Carly Godden | 04/07/2020
The researchers suggest the ‘Neurodiversity-Smart’ Human Resources framework can be applied in most businesses.
A successful neurodivergent hiring strategy is based on the willingness of senior management to commit to neurodiversity, according to a case study of an Indian hotel chain that successfully hired neurodivergent employees.
A study from the University of Hyderabad in India found that Lemon Tree Hotels Ltd had successfully integrated neurodivergent employees into the work teams by using a whole-of-company approach.
Through a series of interviews with the company’s leaders, they found the success of the strategy was rooted in the company leadership’s commitment to neurodivergent recruitment, backed by resources. Middle and lower management can use their intimate understanding of their company’s operations to align potential roles with wider business needs.
Based on this case study, the researchers suggest a ‘Neurodiversity-Smart’ Human Resources framework which they say can be applied across the commercial world.
Partnering with disability experts, educational facilities and non-governmental organisations can help provide access to a suitable talent pool, the researchers say. Businesses can receive training from these organisations on how best to adapt to working with neurodivergent employees.

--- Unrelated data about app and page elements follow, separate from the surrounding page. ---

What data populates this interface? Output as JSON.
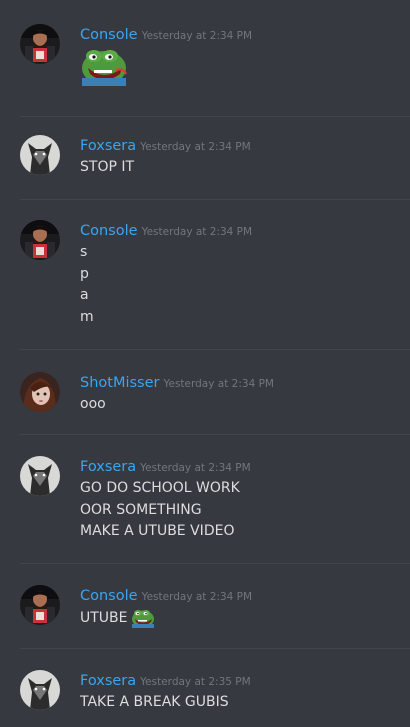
{
  "messages": [
    {
      "author": "Console",
      "timestamp": "Yesterday at 2:34 PM",
      "lines": [],
      "emoji": "pepe-rage-emoji"
    },
    {
      "author": "Foxsera",
      "timestamp": "Yesterday at 2:34 PM",
      "lines": [
        "STOP IT"
      ]
    },
    {
      "author": "Console",
      "timestamp": "Yesterday at 2:34 PM",
      "lines": [
        "s",
        "p",
        "a",
        "m"
      ]
    },
    {
      "author": "ShotMisser",
      "timestamp": "Yesterday at 2:34 PM",
      "lines": [
        "ooo"
      ]
    },
    {
      "author": "Foxsera",
      "timestamp": "Yesterday at 2:34 PM",
      "lines": [
        "GO DO SCHOOL WORK",
        "OOR SOMETHING",
        "MAKE A UTUBE VIDEO"
      ]
    },
    {
      "author": "Console",
      "timestamp": "Yesterday at 2:34 PM",
      "lines": [
        "UTUBE"
      ],
      "inline_emoji": "pepe-rage-emoji"
    },
    {
      "author": "Foxsera",
      "timestamp": "Yesterday at 2:35 PM",
      "lines": [
        "TAKE A BREAK GUBIS"
      ]
    }
  ],
  "colors": {
    "background": "#36393f",
    "username": "#3ba5ee",
    "timestamp": "#72767d",
    "text": "#dcddde",
    "divider": "#42454a"
  }
}
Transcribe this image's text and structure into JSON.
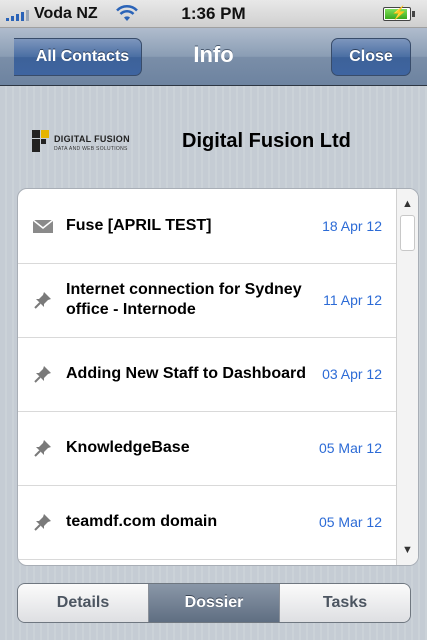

Human resources teams should collaborate with experts to consider the potential strengths and weaknesses of prospective candidates to ensure best individual ‘job fit’.
The researchers note that some environmental adjustments may need to be made in the workplace to reduce the risk of overstimulation for autistic employees. They advise measures such as:
The model highly rated the value of on-the-job training and ongoing feedback from colleagues, managers and trainers. Managers are also encouraged to celebrate and reward the achievements of their neurodivergent staff.
The study also recognised the commercial benefits of hiring neurodivergent employees. For example, the study stated that SAP’s neurodivergent teams contribute approximately US$40 million to the company’s savings.
Similarly, Hewlett-Packard’s neurodivergent employees working in software testing were 30% more productive than their neurotypical counterparts.
The companies found that these employees had, “provided several benefits to the organizations in the form of greater success in finding the right talent, higher productivity, better-designed products, lower defect rates and improved bottom lines.”
Above all, the researchers emphasise that the capacity of neurodivergent employees to think innovatively and work differently remains a largely untapped resource.
With careful planning, more businesses can start to unlock that potential. “The neurodiverse population holds tremendous potential and can be a good investment for organizations,” they conclude.